to view. Consult the roofing material manufacturer and building code requirements for approved
alternatives if visible nail points are considered aesthetically objectionable.
All nails are to be driven by hand or with a pneumatic nailing tool that has been properly adjusted to
correctly drive the nails. Failure to use a properly adjusted pneumatic air system can lead to sealing failures,
raised tabs, buckling, and blow-offs.
For most asphalt shingles, a minimum of four nails is required. For some shingles and for some application
circumstances, the required number of nails may be different. The specific recommendations of the shingle
manufacturer, as printed on each shingle wrapper, must be followed to ensure the intended performance
and compliance to building codes.
Placing and Driving Nails
Improperly positioned and driven nails can lead to sealing failures, blow-offs, raised tabs, and buckling. The following
practices reflect the general recommendations of most shingle manufacturers. However, the recommendations of
the specific shingle manufacturer, as printed on each shingle wrapper, must be followed when applying shingles.
Align each shingle carefully. Make sure the cutouts or end joints are more than 2” from any nail or end joint in the
underlying course. Start nailing from the end nearest the previously-installed shingle and proceed across. This will
help prevent buckling. To help prevent distortion, do not attempt to realign a shingle by shifting the free end after
more than one nail is in place.
Critical aspects of nail placement include:
Never place nails where they will be fully or partially visible after the roof is complete.
For most shingles with sealant on the top surface, place nails below the sealant strip but above the area that
will be visible after the roof is complete.
Shingles with sealant on the back surface often have a line or lines to indicate the location on the shingle
surface where the nails are to be placed.
Nail Application of
Asphalt Strip Shingles
for New and Recover
2 of 2 A member service provided by the Asphalt Roofing Manufacturers Association Revised 5.16.2018
No nail head should be closer than 1″ from either end of the shingle. Specific recommendations from the
shingle manufacturer for positioning the nails across the shingle are included in the manufacturer’s
Do not drive nails into knot holes, cracks or spaces in the roof deck.
Nails are to be applied so that the entire head bears tightly against the shingle.
Nails are not to be underdriven, overdriven (to break or cut into the shingle) or driven crooked. See Figure 1 for
examples of properly and improperly driven nails.
Repair incorrectly applied nails immediately. Underdriven nails can be tapped down. Remove overdriven or crooked
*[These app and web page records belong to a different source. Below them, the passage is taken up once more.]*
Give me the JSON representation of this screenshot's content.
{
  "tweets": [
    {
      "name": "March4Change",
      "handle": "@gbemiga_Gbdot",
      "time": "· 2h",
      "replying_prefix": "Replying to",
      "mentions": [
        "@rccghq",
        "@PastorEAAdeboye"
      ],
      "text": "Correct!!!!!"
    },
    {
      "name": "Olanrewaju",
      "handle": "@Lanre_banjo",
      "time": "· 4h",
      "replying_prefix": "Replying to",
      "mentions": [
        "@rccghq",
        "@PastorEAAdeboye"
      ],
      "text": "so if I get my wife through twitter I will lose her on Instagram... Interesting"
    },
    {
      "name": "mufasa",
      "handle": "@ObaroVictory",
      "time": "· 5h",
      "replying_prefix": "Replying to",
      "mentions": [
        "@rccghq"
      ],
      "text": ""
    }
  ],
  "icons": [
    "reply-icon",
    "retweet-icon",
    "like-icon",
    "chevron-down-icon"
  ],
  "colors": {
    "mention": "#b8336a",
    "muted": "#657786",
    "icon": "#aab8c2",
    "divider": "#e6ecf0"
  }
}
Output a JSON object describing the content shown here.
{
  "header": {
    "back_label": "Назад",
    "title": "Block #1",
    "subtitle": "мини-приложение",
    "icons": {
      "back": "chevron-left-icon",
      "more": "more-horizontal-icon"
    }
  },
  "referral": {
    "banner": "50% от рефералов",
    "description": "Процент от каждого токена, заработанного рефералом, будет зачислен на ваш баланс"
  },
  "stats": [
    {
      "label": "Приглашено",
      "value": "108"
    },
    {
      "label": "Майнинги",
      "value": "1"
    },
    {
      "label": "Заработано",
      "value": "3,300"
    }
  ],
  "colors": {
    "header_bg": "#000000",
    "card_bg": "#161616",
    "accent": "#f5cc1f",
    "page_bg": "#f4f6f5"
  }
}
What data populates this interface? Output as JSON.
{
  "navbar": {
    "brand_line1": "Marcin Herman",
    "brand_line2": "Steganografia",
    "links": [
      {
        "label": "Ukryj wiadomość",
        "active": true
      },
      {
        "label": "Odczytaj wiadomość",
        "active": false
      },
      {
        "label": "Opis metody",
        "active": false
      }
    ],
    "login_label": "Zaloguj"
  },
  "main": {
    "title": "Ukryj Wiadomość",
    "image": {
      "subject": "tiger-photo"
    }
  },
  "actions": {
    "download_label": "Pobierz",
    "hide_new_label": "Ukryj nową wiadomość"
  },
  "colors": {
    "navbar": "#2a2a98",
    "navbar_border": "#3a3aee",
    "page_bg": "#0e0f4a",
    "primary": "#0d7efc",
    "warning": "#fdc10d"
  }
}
nails, repair the hole with asphalt roof cement complying with ASTM D4586, and place another nail nearby. If this is
not practical, replace the entire shingle.
Leave a ReplyWant to join the discussion?
Feel free to contribute!